When this happens, it is important to act quickly, before it festers and grows.  Get talking.  Find out where the misalignment might be without being judgemental and then work with them, not against them to break through it.

Lucy Windsor is a Dramatic Breakthrough Coach and Head of Roleplay at The Performance Business.

Is your organisation built on Trust?  Call us on 01932 888885 for a free consultation.



From Brand Values To Increased Profit

By | Blog, Culture, Values | No Comments

Most businesses of any size take time to carefully create their mission and their values, and to promote these to employees and clients.

Employees are expected to live the company values and more and more, key performance indicators tend to incorporate these goals.  Customer Satisfaction Questionnaires and Employee Engagement Surveys also reflect the mission and values in order to develop and enhance the corporate identity.

Values are often found up on the walls as a reminder – in Reception areas, the cafeteria and meeting rooms.  They serve as a quick prompt for clients and staff alike that this is what the organisation is about.

Even with all this activity and investment, only a very few companies actually deliver on their mission and the values they promise at every level of the organisation.

What is it that makes the difference?

  1. Congruence – walking the talk

No matter what our company mission or values are; how we behave towards our clients and our staff day in day out is what really matters.  Corporate values are vital.  They give everyone clarity – what to aim for, what we stand for.   But, they are just words and words alone count for very little unless we embody those words in everything we do.

When we create our mission and our company values, we have to be congruent with them and live them ourselves at a personal level day in day out.

We must also ensure that our values are congruent with our commercial aspirations.

  1. Alignment – what’s in their hearts

It is not always easy for employees to take company values to their hearts, despite all efforts from the business.  Employees often find it difficult to adopt them, not because they are negative people, or wrong or disloyal even.

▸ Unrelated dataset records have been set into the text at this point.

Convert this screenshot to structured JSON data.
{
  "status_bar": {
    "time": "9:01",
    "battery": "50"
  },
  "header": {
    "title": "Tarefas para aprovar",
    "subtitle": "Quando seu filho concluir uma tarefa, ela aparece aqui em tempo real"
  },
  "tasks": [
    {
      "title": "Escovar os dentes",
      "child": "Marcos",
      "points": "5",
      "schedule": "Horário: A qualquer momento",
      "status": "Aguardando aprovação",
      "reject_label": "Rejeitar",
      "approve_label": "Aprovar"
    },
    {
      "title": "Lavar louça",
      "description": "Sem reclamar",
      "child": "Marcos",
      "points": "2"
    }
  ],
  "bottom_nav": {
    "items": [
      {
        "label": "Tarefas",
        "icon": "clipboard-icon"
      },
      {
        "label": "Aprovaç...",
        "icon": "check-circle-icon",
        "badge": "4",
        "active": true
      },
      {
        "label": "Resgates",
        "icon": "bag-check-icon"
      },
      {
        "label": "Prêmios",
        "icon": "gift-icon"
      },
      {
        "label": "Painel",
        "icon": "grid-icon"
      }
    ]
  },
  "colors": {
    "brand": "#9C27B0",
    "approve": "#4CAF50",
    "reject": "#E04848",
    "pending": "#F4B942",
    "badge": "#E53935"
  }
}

Often the reason people don’t or can’t live the company values with the conviction we would like, is because they feel that at some level they would be going against or setting aside their own values or needs in some way in order to do so.

When an employee can feel directly and personally aligned to the corporate values, there is trust, understanding, motivation and a real energy to live and breathe them.


The most successful organisations understand these two factors and you will see their mission and their values running through everything and everyone like a word running through a stick of seaside rock.

The litmus test: get someone independent to your organisation to ask a random sample of employees from different functions what your company values are without looking them up!   Enthusiastic responses, encompassing the essence of your values, even if they use different words, confirms that you are indeed building the culture you wish to promote.

For help on converting Values into Profit call us on: 0044 1932 888885 – The Performance Business – building reputations, cultivating loyalty, creating wealth.

Lucy Windsor is a Partner in The Performance Business, a Dramatic Breakthrough Coach and has headed up our Roleplay team since 2001 after a successful career in IT Services Industry. 


Call Now Button